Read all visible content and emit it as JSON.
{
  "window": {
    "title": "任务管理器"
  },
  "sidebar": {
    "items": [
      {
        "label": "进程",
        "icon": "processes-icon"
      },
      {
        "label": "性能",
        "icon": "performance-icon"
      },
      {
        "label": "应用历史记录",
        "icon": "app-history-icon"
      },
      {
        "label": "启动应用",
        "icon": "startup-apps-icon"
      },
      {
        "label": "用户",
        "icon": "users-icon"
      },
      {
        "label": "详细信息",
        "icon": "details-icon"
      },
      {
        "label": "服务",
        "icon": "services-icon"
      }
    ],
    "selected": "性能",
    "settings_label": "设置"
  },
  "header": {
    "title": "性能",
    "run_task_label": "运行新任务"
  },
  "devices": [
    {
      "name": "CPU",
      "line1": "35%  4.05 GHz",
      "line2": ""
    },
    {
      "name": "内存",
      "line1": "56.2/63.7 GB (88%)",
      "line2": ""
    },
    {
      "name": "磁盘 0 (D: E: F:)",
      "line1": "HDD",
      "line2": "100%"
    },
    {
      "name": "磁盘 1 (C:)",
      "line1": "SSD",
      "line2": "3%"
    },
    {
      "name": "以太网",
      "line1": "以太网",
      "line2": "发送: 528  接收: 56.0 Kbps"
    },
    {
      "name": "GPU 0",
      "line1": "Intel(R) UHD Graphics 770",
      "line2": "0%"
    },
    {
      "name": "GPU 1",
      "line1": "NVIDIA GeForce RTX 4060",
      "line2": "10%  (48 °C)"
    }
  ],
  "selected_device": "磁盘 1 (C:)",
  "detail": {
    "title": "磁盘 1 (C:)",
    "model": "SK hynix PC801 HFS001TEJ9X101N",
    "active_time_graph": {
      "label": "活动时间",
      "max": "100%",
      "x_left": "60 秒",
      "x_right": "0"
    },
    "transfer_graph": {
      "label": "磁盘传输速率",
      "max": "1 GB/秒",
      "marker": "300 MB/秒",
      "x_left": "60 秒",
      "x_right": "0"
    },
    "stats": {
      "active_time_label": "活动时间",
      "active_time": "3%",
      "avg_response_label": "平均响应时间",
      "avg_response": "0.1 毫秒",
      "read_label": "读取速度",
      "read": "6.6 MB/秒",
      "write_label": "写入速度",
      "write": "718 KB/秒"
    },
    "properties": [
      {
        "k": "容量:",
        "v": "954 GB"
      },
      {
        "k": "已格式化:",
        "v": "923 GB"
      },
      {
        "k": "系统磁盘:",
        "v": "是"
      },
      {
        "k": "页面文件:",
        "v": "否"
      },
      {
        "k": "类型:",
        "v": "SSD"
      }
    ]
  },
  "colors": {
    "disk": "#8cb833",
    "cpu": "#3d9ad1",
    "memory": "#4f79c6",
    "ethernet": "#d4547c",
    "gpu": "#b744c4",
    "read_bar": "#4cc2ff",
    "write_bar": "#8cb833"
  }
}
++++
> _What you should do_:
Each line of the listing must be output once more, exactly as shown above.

> _Task answer_:
Read all visible content and emit it as JSON.
{
  "window": {
    "title": "任务管理器"
  },
  "sidebar": {
    "items": [
      {
        "label": "进程",
        "icon": "processes-icon"
      },
      {
        "label": "性能",
        "icon": "performance-icon"
      },
      {
        "label": "应用历史记录",
        "icon": "app-history-icon"
      },
      {
        "label": "启动应用",
        "icon": "startup-apps-icon"
      },
      {
        "label": "用户",
        "icon": "users-icon"
      },
      {
        "label": "详细信息",
        "icon": "details-icon"
      },
      {
        "label": "服务",
        "icon": "services-icon"
      }
    ],
    "selected": "性能",
    "settings_label": "设置"
  },
  "header": {
    "title": "性能",
    "run_task_label": "运行新任务"
  },
  "devices": [
    {
      "name": "CPU",
      "line1": "35%  4.05 GHz",
      "line2": ""
    },
    {
      "name": "内存",
      "line1": "56.2/63.7 GB (88%)",
      "line2": ""
    },
    {
      "name": "磁盘 0 (D: E: F:)",
      "line1": "HDD",
      "line2": "100%"
    },
    {
      "name": "磁盘 1 (C:)",
      "line1": "SSD",
      "line2": "3%"
    },
    {
      "name": "以太网",
      "line1": "以太网",
      "line2": "发送: 528  接收: 56.0 Kbps"
    },
    {
      "name": "GPU 0",
      "line1": "Intel(R) UHD Graphics 770",
      "line2": "0%"
    },
    {
      "name": "GPU 1",
      "line1": "NVIDIA GeForce RTX 4060",
      "line2": "10%  (48 °C)"
    }
  ],
  "selected_device": "磁盘 1 (C:)",
  "detail": {
    "title": "磁盘 1 (C:)",
    "model": "SK hynix PC801 HFS001TEJ9X101N",
    "active_time_graph": {
      "label": "活动时间",
      "max": "100%",
      "x_left": "60 秒",
      "x_right": "0"
    },
    "transfer_graph": {
      "label": "磁盘传输速率",
      "max": "1 GB/秒",
      "marker": "300 MB/秒",
      "x_left": "60 秒",
      "x_right": "0"
    },
    "stats": {
      "active_time_label": "活动时间",
      "active_time": "3%",
      "avg_response_label": "平均响应时间",
      "avg_response": "0.1 毫秒",
      "read_label": "读取速度",
      "read": "6.6 MB/秒",
      "write_label": "写入速度",
      "write": "718 KB/秒"
    },
    "properties": [
      {
        "k": "容量:",
        "v": "954 GB"
      },
      {
        "k": "已格式化:",
        "v": "923 GB"
      },
      {
        "k": "系统磁盘:",
        "v": "是"
      },
      {
        "k": "页面文件:",
        "v": "否"
      },
      {
        "k": "类型:",
        "v": "SSD"
      }
    ]
  },
  "colors": {
    "disk": "#8cb833",
    "cpu": "#3d9ad1",
    "memory": "#4f79c6",
    "ethernet": "#d4547c",
    "gpu": "#b744c4",
    "read_bar": "#4cc2ff",
    "write_bar": "#8cb833"
  }
}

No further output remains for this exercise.